Show each line from the records below in which the word "accent" occurs.
* * *
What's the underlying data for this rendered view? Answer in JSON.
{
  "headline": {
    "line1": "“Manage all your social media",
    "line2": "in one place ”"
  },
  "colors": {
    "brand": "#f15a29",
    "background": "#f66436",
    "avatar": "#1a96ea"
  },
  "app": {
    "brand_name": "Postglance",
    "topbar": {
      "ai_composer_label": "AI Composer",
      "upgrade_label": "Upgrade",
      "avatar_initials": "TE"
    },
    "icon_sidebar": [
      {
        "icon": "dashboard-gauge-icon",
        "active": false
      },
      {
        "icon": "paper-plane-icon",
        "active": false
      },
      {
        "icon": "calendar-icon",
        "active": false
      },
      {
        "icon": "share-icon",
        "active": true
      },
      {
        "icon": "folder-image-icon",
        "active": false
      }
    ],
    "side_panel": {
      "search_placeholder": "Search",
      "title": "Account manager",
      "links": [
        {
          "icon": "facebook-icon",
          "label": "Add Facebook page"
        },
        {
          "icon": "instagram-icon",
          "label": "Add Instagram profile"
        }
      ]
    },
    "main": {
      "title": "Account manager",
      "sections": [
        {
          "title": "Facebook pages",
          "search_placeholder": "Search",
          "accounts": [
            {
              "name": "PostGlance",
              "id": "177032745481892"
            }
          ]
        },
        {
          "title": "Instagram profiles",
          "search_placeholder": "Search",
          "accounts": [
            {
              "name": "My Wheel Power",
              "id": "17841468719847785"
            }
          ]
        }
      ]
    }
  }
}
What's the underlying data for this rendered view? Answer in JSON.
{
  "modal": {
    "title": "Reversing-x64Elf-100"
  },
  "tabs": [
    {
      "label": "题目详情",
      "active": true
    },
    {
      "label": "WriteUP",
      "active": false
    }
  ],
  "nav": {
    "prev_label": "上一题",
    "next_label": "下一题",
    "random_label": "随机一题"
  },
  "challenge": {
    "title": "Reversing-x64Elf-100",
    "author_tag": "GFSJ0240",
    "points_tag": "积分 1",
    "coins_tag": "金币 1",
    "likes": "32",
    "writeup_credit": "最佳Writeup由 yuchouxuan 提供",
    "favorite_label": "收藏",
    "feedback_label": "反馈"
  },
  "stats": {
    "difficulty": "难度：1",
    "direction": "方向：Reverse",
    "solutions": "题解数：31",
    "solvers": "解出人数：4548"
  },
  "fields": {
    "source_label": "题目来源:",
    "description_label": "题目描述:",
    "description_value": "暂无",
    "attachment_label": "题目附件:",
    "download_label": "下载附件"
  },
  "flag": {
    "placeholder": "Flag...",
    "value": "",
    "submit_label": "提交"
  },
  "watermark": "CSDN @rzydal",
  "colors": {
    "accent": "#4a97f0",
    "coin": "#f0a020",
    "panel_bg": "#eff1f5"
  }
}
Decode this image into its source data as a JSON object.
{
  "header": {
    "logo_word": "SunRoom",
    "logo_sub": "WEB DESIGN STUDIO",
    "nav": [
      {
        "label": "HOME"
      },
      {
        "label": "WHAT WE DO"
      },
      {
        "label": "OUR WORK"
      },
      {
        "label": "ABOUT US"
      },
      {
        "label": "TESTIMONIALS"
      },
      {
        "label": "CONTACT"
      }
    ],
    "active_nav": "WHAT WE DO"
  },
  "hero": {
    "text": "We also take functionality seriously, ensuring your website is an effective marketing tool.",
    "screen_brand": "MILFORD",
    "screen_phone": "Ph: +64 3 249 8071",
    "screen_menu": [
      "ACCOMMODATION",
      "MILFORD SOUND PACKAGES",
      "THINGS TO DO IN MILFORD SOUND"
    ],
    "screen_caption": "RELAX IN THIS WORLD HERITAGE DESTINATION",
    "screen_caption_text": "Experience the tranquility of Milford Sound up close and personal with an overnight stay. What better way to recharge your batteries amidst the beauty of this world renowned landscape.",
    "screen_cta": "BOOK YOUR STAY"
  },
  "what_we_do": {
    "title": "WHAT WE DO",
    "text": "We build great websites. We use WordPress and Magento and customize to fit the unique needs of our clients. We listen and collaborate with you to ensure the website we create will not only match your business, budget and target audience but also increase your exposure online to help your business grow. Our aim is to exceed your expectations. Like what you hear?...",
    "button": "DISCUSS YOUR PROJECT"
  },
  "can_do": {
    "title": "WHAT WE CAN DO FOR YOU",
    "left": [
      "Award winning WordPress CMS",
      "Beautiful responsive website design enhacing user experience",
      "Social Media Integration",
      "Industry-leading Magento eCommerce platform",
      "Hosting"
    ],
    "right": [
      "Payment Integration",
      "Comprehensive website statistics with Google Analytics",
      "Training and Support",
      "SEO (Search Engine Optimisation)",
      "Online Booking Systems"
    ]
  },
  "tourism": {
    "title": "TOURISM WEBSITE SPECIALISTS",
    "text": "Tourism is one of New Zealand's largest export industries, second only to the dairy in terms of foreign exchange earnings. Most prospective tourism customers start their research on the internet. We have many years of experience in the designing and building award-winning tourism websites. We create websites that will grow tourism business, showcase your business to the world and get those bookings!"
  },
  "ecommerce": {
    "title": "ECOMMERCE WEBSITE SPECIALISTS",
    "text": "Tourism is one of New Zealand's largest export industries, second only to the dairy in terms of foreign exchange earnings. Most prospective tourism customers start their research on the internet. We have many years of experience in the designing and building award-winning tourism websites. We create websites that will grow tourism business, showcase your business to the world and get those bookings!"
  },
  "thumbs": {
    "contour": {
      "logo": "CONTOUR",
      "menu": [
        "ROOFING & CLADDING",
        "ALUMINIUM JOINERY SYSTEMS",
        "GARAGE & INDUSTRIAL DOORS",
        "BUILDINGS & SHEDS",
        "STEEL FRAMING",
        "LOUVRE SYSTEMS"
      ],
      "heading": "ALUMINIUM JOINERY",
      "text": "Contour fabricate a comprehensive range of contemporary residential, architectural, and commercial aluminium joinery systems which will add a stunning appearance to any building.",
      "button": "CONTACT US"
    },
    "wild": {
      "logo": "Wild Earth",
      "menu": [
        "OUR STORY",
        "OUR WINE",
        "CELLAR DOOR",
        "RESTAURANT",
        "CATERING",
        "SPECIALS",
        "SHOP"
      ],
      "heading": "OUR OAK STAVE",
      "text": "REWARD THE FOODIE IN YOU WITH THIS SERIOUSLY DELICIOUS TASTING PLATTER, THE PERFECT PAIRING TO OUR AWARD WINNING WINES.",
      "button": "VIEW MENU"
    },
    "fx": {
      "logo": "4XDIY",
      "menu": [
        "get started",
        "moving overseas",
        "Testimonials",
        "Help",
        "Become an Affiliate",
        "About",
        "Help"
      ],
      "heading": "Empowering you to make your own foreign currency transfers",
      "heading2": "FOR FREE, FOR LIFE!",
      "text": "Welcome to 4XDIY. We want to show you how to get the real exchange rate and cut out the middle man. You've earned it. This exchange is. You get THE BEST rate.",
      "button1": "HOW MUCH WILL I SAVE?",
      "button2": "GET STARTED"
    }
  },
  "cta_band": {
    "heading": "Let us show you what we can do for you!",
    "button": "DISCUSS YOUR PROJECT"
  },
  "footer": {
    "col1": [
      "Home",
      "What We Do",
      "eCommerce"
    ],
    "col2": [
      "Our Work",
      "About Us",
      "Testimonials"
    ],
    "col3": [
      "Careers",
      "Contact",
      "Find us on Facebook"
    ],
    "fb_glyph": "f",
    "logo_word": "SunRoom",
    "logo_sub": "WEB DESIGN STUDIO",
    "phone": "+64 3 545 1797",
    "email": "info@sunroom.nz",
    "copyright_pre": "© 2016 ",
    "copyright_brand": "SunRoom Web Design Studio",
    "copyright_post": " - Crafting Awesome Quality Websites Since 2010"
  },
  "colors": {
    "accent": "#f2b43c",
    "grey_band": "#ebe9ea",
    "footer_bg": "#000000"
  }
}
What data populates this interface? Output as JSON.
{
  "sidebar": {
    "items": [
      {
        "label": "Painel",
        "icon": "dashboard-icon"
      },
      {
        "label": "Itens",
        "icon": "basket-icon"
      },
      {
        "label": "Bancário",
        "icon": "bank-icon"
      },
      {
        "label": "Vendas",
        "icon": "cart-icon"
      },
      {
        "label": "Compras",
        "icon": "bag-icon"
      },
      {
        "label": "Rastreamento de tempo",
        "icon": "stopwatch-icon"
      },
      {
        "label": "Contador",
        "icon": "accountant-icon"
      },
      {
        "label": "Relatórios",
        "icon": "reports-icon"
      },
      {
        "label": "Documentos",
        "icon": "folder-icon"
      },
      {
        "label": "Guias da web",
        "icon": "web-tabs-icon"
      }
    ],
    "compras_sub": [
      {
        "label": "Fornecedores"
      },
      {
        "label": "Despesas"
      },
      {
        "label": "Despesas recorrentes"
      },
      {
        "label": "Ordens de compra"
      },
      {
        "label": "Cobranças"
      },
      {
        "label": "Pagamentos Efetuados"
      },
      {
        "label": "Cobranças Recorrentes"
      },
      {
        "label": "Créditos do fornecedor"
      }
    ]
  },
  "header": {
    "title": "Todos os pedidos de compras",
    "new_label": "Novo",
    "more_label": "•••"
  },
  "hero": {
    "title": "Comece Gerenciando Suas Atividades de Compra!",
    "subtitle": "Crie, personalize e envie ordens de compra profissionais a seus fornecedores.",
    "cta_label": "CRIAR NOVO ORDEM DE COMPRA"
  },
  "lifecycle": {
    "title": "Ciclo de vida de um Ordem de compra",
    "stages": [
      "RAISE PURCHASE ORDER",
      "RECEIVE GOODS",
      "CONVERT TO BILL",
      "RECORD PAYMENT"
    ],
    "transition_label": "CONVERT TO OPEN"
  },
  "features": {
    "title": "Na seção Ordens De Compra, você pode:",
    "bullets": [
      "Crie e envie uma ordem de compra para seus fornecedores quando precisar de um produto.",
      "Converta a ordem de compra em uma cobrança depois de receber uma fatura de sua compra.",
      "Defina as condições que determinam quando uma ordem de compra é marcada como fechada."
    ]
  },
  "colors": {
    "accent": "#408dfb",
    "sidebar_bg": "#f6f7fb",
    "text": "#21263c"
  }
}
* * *
Solution for this task
    "accent": "#4a97f0",
    "accent": "#f2b43c",
    "accent": "#408dfb",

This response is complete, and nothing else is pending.